|2004||Bruce N. Ames, University of California, Berkeley|
|2003||David S. Hogness, Stanford University School of Medicine|
|2002||Ira Herskowitz, University of California, San Francisco|
|2001||Yasuji Oshima, Kansai University, Osaka, Japan|
|2000||Evelyn M. Witkin, Rutgers University|
|1999||Salome Waelsch, Albert Einstein College of Medicine|
|1998||Norman H. Horowitz, California Institute of Technology|
|1997||Oliver E. Nelson, University of Wisconsin–Madison|
|1996||Franklin W. Stahl, University of Oregon|
|1995||Matthew Meselson, Harvard University|
|1994||David D. Perkins, Stanford University|
|1993||Ray D. Owen, California Institute of Technology|
|1992||Edward H. Coe, Jr., University of Missouri|
|1991||Armin Dale Kaiser, Stanford University|
|1990||Charles Yanofsky, Stanford University|
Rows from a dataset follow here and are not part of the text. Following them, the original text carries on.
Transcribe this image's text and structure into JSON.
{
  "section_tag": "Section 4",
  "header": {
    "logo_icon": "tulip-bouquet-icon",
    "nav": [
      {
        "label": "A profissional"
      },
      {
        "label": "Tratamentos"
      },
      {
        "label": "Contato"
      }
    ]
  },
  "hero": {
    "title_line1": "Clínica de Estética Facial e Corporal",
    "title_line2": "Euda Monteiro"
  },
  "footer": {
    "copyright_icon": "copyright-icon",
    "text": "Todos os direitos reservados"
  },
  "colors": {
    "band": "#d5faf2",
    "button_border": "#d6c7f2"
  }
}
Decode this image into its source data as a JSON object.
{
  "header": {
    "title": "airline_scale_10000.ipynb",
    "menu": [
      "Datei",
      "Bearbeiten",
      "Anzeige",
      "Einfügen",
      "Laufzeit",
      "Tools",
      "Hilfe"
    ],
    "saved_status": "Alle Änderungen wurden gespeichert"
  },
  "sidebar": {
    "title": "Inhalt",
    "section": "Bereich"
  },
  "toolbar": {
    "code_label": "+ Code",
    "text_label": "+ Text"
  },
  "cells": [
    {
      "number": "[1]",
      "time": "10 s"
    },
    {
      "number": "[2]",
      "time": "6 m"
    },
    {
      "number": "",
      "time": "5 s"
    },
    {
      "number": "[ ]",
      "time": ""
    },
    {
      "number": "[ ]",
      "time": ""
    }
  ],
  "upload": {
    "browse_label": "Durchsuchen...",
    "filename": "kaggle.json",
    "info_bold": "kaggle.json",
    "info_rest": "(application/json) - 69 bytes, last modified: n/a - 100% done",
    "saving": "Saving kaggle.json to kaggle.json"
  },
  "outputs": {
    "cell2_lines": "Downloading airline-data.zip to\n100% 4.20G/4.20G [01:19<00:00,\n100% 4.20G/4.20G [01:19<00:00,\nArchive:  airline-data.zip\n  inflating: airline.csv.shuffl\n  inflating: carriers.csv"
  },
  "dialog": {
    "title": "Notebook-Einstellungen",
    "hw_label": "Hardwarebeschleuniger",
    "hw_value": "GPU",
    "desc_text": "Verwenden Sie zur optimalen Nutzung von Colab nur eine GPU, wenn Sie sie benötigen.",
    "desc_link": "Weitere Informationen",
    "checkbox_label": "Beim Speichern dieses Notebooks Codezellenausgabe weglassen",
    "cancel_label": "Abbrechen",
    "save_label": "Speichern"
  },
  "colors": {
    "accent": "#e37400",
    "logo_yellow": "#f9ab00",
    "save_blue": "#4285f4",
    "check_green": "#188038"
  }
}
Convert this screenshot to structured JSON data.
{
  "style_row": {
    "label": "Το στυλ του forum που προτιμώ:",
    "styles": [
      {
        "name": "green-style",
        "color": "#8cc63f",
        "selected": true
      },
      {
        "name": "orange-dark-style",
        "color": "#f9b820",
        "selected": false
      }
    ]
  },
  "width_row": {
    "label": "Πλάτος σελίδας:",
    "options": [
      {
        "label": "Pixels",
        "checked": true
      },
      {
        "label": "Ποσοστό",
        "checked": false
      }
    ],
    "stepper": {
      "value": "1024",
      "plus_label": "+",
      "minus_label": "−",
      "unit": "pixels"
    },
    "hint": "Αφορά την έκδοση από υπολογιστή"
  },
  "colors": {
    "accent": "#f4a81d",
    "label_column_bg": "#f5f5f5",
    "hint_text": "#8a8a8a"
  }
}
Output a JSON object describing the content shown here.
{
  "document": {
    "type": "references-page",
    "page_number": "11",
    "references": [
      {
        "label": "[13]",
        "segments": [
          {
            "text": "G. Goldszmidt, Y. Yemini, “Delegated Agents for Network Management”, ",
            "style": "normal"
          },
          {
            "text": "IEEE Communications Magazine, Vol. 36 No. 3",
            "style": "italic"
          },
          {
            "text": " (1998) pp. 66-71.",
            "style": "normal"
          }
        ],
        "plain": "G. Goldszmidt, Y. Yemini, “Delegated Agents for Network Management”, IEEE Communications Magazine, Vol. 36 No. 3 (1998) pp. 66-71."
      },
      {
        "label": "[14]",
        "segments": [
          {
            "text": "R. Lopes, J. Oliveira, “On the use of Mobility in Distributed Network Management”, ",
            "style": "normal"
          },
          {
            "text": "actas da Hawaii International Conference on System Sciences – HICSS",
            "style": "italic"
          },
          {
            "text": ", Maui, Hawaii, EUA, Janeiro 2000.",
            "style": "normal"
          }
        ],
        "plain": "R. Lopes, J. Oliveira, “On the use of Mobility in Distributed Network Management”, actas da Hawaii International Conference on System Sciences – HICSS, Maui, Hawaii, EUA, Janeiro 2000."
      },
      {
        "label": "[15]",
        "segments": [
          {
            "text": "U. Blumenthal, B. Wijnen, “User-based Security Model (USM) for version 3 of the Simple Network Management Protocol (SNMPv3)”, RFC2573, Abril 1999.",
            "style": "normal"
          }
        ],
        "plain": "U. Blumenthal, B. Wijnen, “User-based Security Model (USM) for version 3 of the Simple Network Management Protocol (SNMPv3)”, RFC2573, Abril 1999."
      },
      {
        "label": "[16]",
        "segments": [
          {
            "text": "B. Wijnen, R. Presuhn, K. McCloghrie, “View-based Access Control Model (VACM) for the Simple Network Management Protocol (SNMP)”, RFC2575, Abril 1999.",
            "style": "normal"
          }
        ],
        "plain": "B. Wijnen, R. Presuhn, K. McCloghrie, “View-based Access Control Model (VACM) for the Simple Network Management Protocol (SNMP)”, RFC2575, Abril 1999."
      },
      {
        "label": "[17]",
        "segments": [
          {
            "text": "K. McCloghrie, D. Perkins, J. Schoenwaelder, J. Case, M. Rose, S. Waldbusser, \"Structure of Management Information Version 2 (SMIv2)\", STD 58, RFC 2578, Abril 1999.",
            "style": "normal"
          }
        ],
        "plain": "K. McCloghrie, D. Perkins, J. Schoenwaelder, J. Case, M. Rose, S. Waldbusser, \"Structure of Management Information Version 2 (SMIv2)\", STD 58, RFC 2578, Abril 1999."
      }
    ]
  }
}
|1989||Dan L. Lindsley, University of California, San Diego|
|1988||Norman H. Giles, University of Georgia|
|1987||James F. Crow, University of Wisconsin–Madison|
|1986||Seymour Benzer, California Institute of Technology|
|1985||Herschel Roman, University of Washington|
|1984||George W. Beadle, University of Chicago|
|1984||R. Alexander Brink, University of Wisconsin–Madison|
|1983||Edward B. Lewis, California Institute of Technology|
|1982||Sewall Wright, University of Wisconsin–Madison|
|1981||Barbara McClintock, Cold Spring Harbor Laboratory|
|1981||Marcus M. Rhoades, Indiana University|